The Widow McKlennar (Edna May Oliver) buys a round; Lana holds off the savages.
Henry Fonda is good (it was his second film made with Ford, after Young Mr. Lincoln), and Claudette Colbert is fine as previously-pampered Lana who adapts to life on the frontier. (Jean Arthur would have been spunkier and more interesting, and Claire Trevor would have been sweeter and a little more age-appropriate.)
The strength of this movie is in several strong performances by supporting characters, starting with Edna May Oliver as the forthright Mrs. McKlennar. Roger Imhof is an avuncular Gen. Herkimer with an appropriately German accent. Arthur Shields is good as Rev. Rosencrantz, the German Flats pastor, and Chief John Big Tree is excellent as Blue Back, the Christian Indian. Big Tree had been in 1924’s The Iron Horse and Stagecoach (1939), and will show up again in She Wore a Yellow Ribbon as an old Cheyenne friend of Capt. Nathan Brittles. In fact, he was a Seneca who was in 59 films between 1915 and 1950. Ward Bond is effective as Adam Hartman, Gil’s close friend in the militia, and John Carradine is a good but shadowy figure as the villainous one-eyed Tory Caldwell, apparently based on the Tory leader Walter Butler. John Ford’s brother Francis plays an aging scout captured by the Mohawks and torched in a wagon filled with straw. There’s lots of Technicolor fire in the movie.
This film was a big success at the box office in Hollywood’s greatest year ever. Ford had planned to spend three weeks in filming the Battle of Oriskany at great expense, but studio head Darryl Zanuck ordered him to find ways to cut the expense. The battle and its results are narrated effectively by the wounded and delirious Gil as he receives medical care at the Widow McKlennar’s farm. The screenwriter was Lamar Trotti, who also wrote the screenplays for Young Mr. Lincoln and The Ox-Bow Incident. The film was nominated for Academy Awards for Best Supporting Actress for Edna May Oliver’s performance as the Widow McKlennar and for Best Cinematography. Music is by Alfred Newman. Filmed in Cook County, Pennsylvania, and even in southern Utah, but Monument Valley doesn’t show up.
As with Gone With the Wind, 1939’s biggest movie, there are a few attitudes that can seem archaic to modern tastes.
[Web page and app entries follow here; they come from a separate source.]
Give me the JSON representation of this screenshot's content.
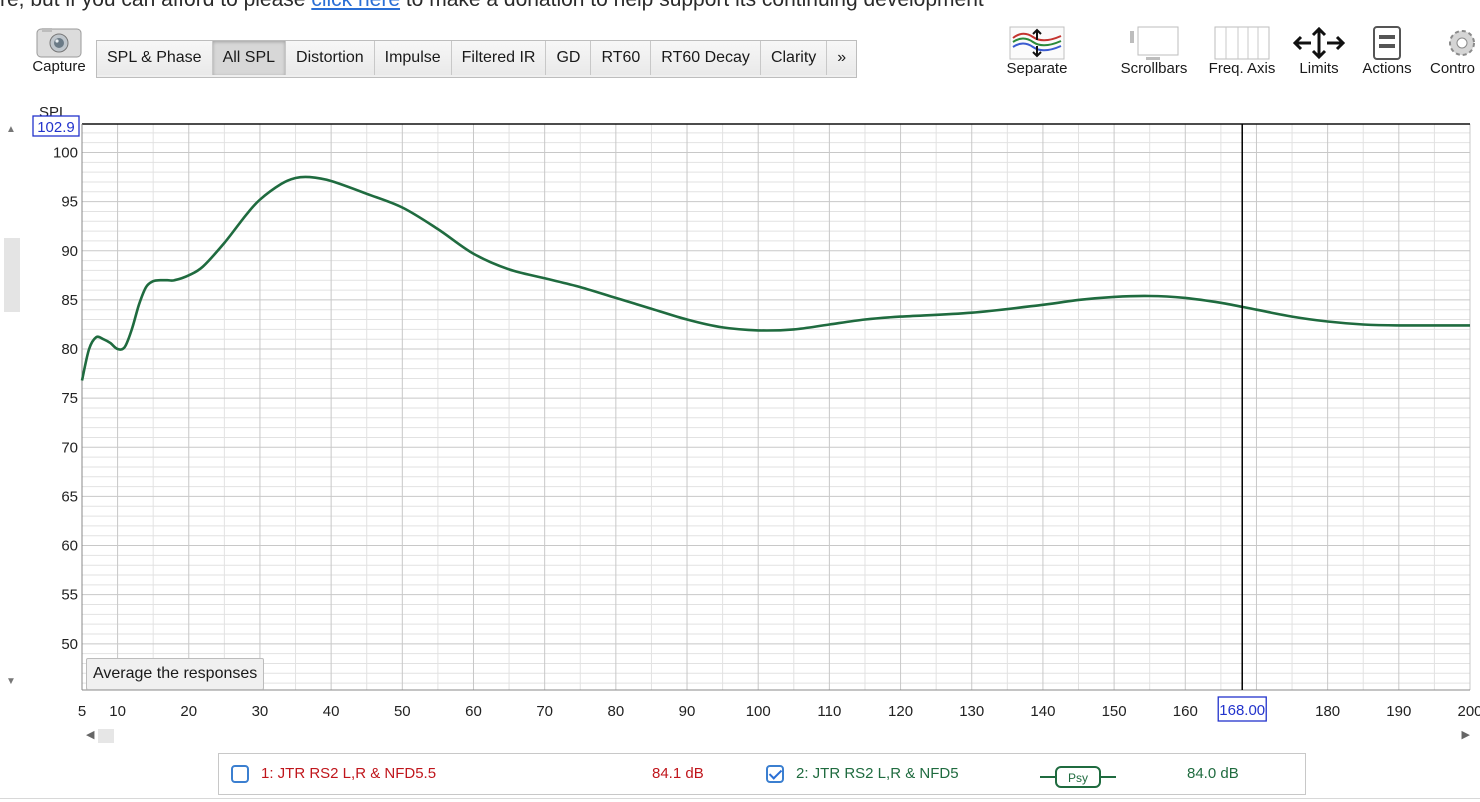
{
  "banner": {
    "text_before": "re, but if you can afford to please ",
    "link": "click here",
    "text_after": " to make a donation to help support its continuing development"
  },
  "toolbar": {
    "capture_label": "Capture",
    "tabs": [
      {
        "label": "SPL & Phase",
        "active": false
      },
      {
        "label": "All SPL",
        "active": true
      },
      {
        "label": "Distortion",
        "active": false
      },
      {
        "label": "Impulse",
        "active": false
      },
      {
        "label": "Filtered IR",
        "active": false
      },
      {
        "label": "GD",
        "active": false
      },
      {
        "label": "RT60",
        "active": false
      },
      {
        "label": "RT60 Decay",
        "active": false
      },
      {
        "label": "Clarity",
        "active": false
      },
      {
        "label": "»",
        "active": false
      }
    ],
    "separate_label": "Separate",
    "scrollbars_label": "Scrollbars",
    "freq_axis_label": "Freq. Axis",
    "limits_label": "Limits",
    "actions_label": "Actions",
    "controls_label": "Contro"
  },
  "colors": {
    "trace": "#1f6b3f",
    "grid_major": "#c8c8c8",
    "grid_minor": "#e2e2e2",
    "readout_border": "#2233cc",
    "legend_red": "#c0161c",
    "legend_green": "#1f6b3f"
  },
  "chart_data": {
    "type": "line",
    "ylabel": "SPL",
    "y_readout": "102.9",
    "y_ticks": [
      100,
      95,
      90,
      85,
      80,
      75,
      70,
      65,
      60,
      55,
      50
    ],
    "ylim": [
      45.3,
      102.9
    ],
    "xlim": [
      5,
      200
    ],
    "x_ticks": [
      5,
      10,
      20,
      30,
      40,
      50,
      60,
      70,
      80,
      90,
      100,
      110,
      120,
      130,
      140,
      150,
      160,
      170,
      180,
      190,
      200
    ],
    "x_tick_labels": [
      "5",
      "10",
      "20",
      "30",
      "40",
      "50",
      "60",
      "70",
      "80",
      "90",
      "100",
      "110",
      "120",
      "130",
      "140",
      "150",
      "160",
      "",
      "180",
      "190",
      "200"
    ],
    "cursor_x": 168.0,
    "cursor_label": "168.00",
    "grid": true,
    "series": [
      {
        "name": "2: JTR RS2 L,R & NFD5",
        "x": [
          5,
          6,
          7,
          8,
          9,
          10,
          11,
          12,
          13,
          14,
          15,
          16,
          17,
          18,
          20,
          22,
          25,
          28,
          30,
          33,
          35,
          37,
          40,
          45,
          50,
          55,
          60,
          65,
          70,
          75,
          80,
          85,
          90,
          95,
          100,
          105,
          110,
          115,
          120,
          130,
          140,
          145,
          150,
          155,
          160,
          165,
          170,
          175,
          180,
          185,
          190,
          195,
          200
        ],
        "y": [
          76.8,
          80.0,
          81.2,
          81.0,
          80.6,
          80.0,
          80.2,
          82.0,
          84.5,
          86.3,
          86.9,
          87.0,
          87.0,
          87.0,
          87.5,
          88.4,
          90.8,
          93.6,
          95.2,
          96.8,
          97.4,
          97.5,
          97.1,
          95.8,
          94.4,
          92.2,
          89.7,
          88.1,
          87.2,
          86.3,
          85.2,
          84.1,
          83.0,
          82.2,
          81.9,
          82.0,
          82.5,
          83.0,
          83.3,
          83.7,
          84.5,
          85.0,
          85.3,
          85.4,
          85.2,
          84.7,
          84.0,
          83.3,
          82.8,
          82.5,
          82.4,
          82.4,
          82.4
        ]
      }
    ]
  },
  "average_button_label": "Average the responses",
  "legend": {
    "items": [
      {
        "label": "1: JTR RS2 L,R & NFD5.5",
        "value": "84.1 dB",
        "checked": false
      },
      {
        "label": "2: JTR RS2 L,R & NFD5",
        "value": "84.0 dB",
        "checked": true
      }
    ],
    "smoothing_badge": "Psy"
  }
}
Lana’s a little too hysterical initially for modern feminist sensibilities. The Mohawks are faceless, menacing savages. The alcoholic comic relief doesn’t play as well now as it did then. And John Ford’s pre-World War II unquestioning patriotism is on display as the new nation is born at the end. Still, it’s a mistake to expect a movie from 75 years ago to conform to more modern social attitudes. On its own terms, it’s pretty good and eminently watchable.
The film’s sense of community among those living on the frontier, based around a church, is quite good. The American Revolution has seldom worked well in movies, and this is one of the best of such films. It would have been nice to have a little more background on the Mohawks and other Indians involved, as well as the enigimatic Tory Caldwell. That wasn’t done much in 1939, and the movie budget and pacing probably wouldn’t have allowed for it anyway. If you want more information on the actual history of this branch of the American Revolution in Iroquois country, see Glenn F. Williams’ Year of the Hangman: George Washington’s Campaign Against the Iroquois (2006). The title refers, a bit sensationally, to the year 1777, when the Battle of Oriskany took place and the 7s were thought to resemble gallows. But the scope of the book is much broader than that.